Jane’s make-believe brother bowed and then smiled. Deep dimples in his cheeks came out of nowhere, and if she hadn’t before understood why all the unmarried ladies chased after him, in that moment she did.
“But, my dear Phillip,” he implored, “the lady is far too lovely to draw into what is certain to become a scandal. We must escort her back to the dance floor before such a thing can happen.” The viscount smiled at Jane, as if to apologize, but she knew that scandal seemed drawn to her every appearance in polite society. But the man who seemed intent on engineering her next one now gave a polite bow.
“And one of the many reasons,” he grinned, “why we should hurry the introductions along.”
Jane had become distracted by the way her dashing stranger’s unruly dark curls fell into his eyes every time he bowed, although she did note a certain reticence held the viscount back.
“My good lady,” he finally said, a smile lifting a corner of his mouth, “if you would permit me to introduce my best friend, The Duke of Greystone. And, Phillip, this is the beautiful Lady Jane Blackmore.”
Jane couldn’t help but blink at hearing the stranger’s name, although she tried to remain calm. It had only recently come up in conversation, that afternoon as it happened, whilst enjoying high tea at Lady Harper’s home.
Jane’s gaze wandered back to the man’s scar, her interest piqued as to whether or not the rumour was indeed true. But then here he stood in front of her, his face scarred just as Lily had said it would be.
If Phillip noticed her staring, he didn’t show it but took her hand.
His devilish grin returned. “My friends call me Phillip, and I think by now you should consider us good friends, since we’ve shared such a special moment here behind Lord Braxton’s ferns.”
Jane’s mouth fell open.
He grinned again. “Why is it we’ve never met?”
Trying to recover from her shock, Jane curtsied. The Duke of Greystone? Her father was simply going to kill her when he discovered she had made a total fool out of herself in front of a duke.
She hoped by the time she met his eyes again her expression would once more be the fake smile her stepmother had drilled into her since the vile woman had married her father, what now felt far longer than ten years earlier.
Jane glanced at the wet stain running down her yellow ball gown and then back at the duke. “Unfortunately, I seldom make it past the first dance before disaster befalls me and I have to leave.”

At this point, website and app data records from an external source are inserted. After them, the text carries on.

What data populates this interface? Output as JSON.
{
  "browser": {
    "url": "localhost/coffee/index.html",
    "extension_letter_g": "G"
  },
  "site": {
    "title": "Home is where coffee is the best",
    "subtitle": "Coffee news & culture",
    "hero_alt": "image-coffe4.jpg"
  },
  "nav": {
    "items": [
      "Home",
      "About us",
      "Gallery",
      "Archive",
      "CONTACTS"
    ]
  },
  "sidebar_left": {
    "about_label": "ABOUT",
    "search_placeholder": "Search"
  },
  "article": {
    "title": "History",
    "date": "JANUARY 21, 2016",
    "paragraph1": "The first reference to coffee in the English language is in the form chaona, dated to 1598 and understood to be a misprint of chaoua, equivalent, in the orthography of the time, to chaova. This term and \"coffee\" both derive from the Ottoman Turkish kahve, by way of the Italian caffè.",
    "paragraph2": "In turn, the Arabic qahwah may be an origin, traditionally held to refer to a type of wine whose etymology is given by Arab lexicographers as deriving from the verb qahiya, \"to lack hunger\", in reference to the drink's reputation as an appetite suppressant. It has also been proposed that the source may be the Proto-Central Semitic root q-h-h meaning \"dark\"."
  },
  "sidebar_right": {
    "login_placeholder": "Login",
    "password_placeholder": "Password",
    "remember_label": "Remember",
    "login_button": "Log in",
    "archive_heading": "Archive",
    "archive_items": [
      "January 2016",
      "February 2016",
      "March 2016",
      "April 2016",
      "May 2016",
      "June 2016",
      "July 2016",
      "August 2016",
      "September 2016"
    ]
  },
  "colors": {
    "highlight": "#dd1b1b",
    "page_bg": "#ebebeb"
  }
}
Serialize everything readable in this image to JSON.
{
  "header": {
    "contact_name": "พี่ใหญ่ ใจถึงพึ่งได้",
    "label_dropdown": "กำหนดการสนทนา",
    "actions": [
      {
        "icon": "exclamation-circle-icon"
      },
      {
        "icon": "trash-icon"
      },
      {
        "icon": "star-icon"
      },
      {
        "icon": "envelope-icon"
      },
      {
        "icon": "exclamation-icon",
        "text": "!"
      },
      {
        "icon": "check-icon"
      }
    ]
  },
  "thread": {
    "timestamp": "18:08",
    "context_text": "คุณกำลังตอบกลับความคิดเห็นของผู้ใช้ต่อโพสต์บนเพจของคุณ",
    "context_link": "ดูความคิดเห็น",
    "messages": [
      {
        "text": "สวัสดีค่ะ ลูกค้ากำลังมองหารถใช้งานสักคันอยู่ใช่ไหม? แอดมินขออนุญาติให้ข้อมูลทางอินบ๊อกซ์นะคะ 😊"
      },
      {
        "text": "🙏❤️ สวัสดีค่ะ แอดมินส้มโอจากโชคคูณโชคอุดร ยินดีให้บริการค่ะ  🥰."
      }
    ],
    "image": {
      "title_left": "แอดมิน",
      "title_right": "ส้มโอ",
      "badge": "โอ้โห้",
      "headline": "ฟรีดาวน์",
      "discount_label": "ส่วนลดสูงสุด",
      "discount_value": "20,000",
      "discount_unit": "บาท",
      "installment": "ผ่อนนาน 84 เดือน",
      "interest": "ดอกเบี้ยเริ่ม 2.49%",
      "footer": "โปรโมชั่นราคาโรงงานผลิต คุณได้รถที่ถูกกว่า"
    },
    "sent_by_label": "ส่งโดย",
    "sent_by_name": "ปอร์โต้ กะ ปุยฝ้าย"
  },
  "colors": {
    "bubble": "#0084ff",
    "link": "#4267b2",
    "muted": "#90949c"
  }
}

The two men looked at her punch-stained dress but Phillip recover his good manners first. He took Jane’s hand and kissed it. “Then the fault lies with me, because I should have been by your side to stop such a cruel disaster from ruining your night. I’ll certainly make a point of doing so in the future.”
It was a kind gesture and it did what it was clearly meant to do—Jane blushed again. “Thank you, but we both know this will be my last time out in public if we don’t soon go our separate ways. Someone is bound to notice us huddled here in this corner. Please excuse me and I’ll go find my father. I may as well accept defeat before he comes looking for me.”
Jane didn’t immediately leave, though, but flipped her fan open and yet again furiously fanned her hot cheeks. There was something rather marvellous about being surrounded by two handsome men. Why not enjoy these last few moments of freedom before being locked away in a convent, where she would no doubt die of either boredom or a rash from her woollen habit?
But then she looked over Phillip’s shoulder and her heart sank, the best night she had ever had about to come crashing down around her ears.
Before either man could notice her distracted look, she pointed her fan over their shoulders and told them: “Gentlemen, you are about to meet my father, His Grace Stratton Blackmore, The Duke of Rutherford.”